Activity
With all images omitted, write out the records word for word.

--- Data provided Enclosed Below ---

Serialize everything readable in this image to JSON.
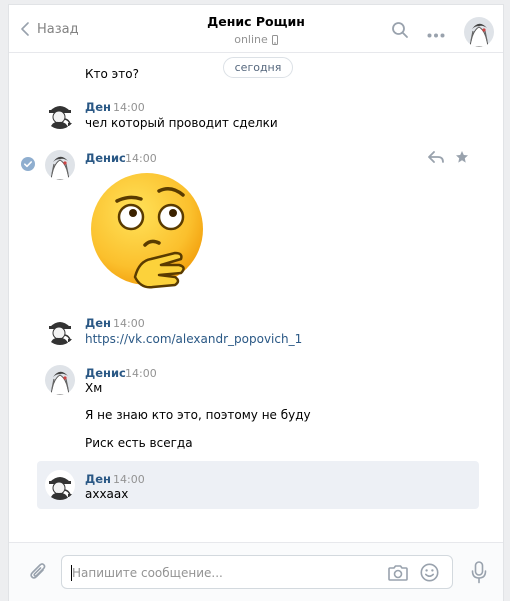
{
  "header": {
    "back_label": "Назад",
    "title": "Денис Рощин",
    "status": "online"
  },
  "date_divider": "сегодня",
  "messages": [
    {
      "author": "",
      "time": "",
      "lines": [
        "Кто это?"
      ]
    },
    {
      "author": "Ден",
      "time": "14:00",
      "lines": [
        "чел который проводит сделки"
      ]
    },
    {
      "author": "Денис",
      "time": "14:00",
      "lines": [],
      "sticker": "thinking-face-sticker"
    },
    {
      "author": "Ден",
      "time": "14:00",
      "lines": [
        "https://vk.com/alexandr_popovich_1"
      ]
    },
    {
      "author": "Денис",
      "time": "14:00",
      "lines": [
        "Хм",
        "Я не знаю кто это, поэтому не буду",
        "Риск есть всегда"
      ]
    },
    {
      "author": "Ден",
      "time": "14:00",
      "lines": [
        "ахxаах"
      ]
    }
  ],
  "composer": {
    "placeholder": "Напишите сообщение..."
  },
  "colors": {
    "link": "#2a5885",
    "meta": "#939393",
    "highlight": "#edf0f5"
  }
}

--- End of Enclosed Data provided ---

Result
Serialize everything readable in this image to JSON.
{
  "header": {
    "back_label": "Назад",
    "title": "Денис Рощин",
    "status": "online"
  },
  "date_divider": "сегодня",
  "messages": [
    {
      "author": "",
      "time": "",
      "lines": [
        "Кто это?"
      ]
    },
    {
      "author": "Ден",
      "time": "14:00",
      "lines": [
        "чел который проводит сделки"
      ]
    },
    {
      "author": "Денис",
      "time": "14:00",
      "lines": [],
      "sticker": "thinking-face-sticker"
    },
    {
      "author": "Ден",
      "time": "14:00",
      "lines": [
        "https://vk.com/alexandr_popovich_1"
      ]
    },
    {
      "author": "Денис",
      "time": "14:00",
      "lines": [
        "Хм",
        "Я не знаю кто это, поэтому не буду",
        "Риск есть всегда"
      ]
    },
    {
      "author": "Ден",
      "time": "14:00",
      "lines": [
        "ахxаах"
      ]
    }
  ],
  "composer": {
    "placeholder": "Напишите сообщение..."
  },
  "colors": {
    "link": "#2a5885",
    "meta": "#939393",
    "highlight": "#edf0f5"
  }
}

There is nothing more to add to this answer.